Rabat – Tom Hanks hosted an episode of Saturday Night Live where he addressed a nervous American nation as “America’s Dad.”
Saturday’s episode of SNL was hosted for the 9th time by the Oscar-winning actor, comedian, and filmmaker Tom Hanks. The 60-year-old actor began his appearance portraying Chris Wallace during the third Presidential Debate, then stepped into a role of “America’s Dad” where he addressed numerous messages to the Americans.
“A magazine cover recently called ‘America’s Dad’ but I would have preferred ‘the Sexiest Man Alive” said Hanks as he wore a grey sweater. “America is feeling a little nervous these days and I’m a responsible father, so I thought maybe it’s time we had a little chat.”

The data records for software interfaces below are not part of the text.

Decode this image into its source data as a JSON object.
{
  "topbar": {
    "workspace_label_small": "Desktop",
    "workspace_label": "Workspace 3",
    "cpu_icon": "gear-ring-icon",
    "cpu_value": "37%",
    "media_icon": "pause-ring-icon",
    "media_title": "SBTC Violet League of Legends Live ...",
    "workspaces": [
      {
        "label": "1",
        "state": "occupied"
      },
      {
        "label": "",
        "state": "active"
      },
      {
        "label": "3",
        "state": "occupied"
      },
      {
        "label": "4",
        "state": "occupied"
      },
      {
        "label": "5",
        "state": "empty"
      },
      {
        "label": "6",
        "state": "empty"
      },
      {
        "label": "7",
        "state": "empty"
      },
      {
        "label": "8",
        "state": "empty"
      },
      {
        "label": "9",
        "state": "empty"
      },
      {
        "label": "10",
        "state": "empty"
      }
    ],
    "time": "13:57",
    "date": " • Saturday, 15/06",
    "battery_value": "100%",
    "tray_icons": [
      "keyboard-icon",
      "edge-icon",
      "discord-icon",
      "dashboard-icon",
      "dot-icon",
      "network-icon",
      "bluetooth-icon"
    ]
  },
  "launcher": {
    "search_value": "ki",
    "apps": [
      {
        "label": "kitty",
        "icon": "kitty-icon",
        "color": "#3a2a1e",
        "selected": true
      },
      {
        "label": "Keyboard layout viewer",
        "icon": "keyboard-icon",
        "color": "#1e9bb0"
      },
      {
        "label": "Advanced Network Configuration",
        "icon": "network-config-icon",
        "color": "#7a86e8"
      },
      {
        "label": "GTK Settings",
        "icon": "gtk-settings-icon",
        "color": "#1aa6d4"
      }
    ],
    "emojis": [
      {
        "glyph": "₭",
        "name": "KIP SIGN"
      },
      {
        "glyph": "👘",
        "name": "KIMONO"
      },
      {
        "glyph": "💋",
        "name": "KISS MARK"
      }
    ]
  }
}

Tom Hanks referred to several issues that have presented major concerns for the American public, such as the presidential elections, immigration, LGBT rights and the US national debt, which make America “anxious, conflicted, [and] scared.”
“You’re gonna be fine” assured Hanks and reminded his audience that America went through tougher periods in the past, such as the Great Depression.
Referring to immigration, the Hollywood legend stated, “You may have notice that your complexion is changing, you’re getting a little darker and you’re freaking out… that’s natural for a nation of immigrants like yourself.”
Hanks continued his fatherly character, saying that America is “gayer than [it] used to be,” a tacit reference to LGBTQ-inclusive legislation signed by the US President Barack Obama.
“So how are you doing? You okay with money? Really? Cause I heard you’re in debt … I’d like to help you out but if I do, you never gonna learn,” said the “Inferno” star, alluding to the US gross national debt, which has reached USD 18.96 trillion.
Hanks al o alluded to the upcoming presidential elections by saying, “you gotta a big decision to make in the next couple of weeks,” adding that America will make the right choice, so long as it thinks with its heart and mind and not so much down there.”
Edited by Constance Guindon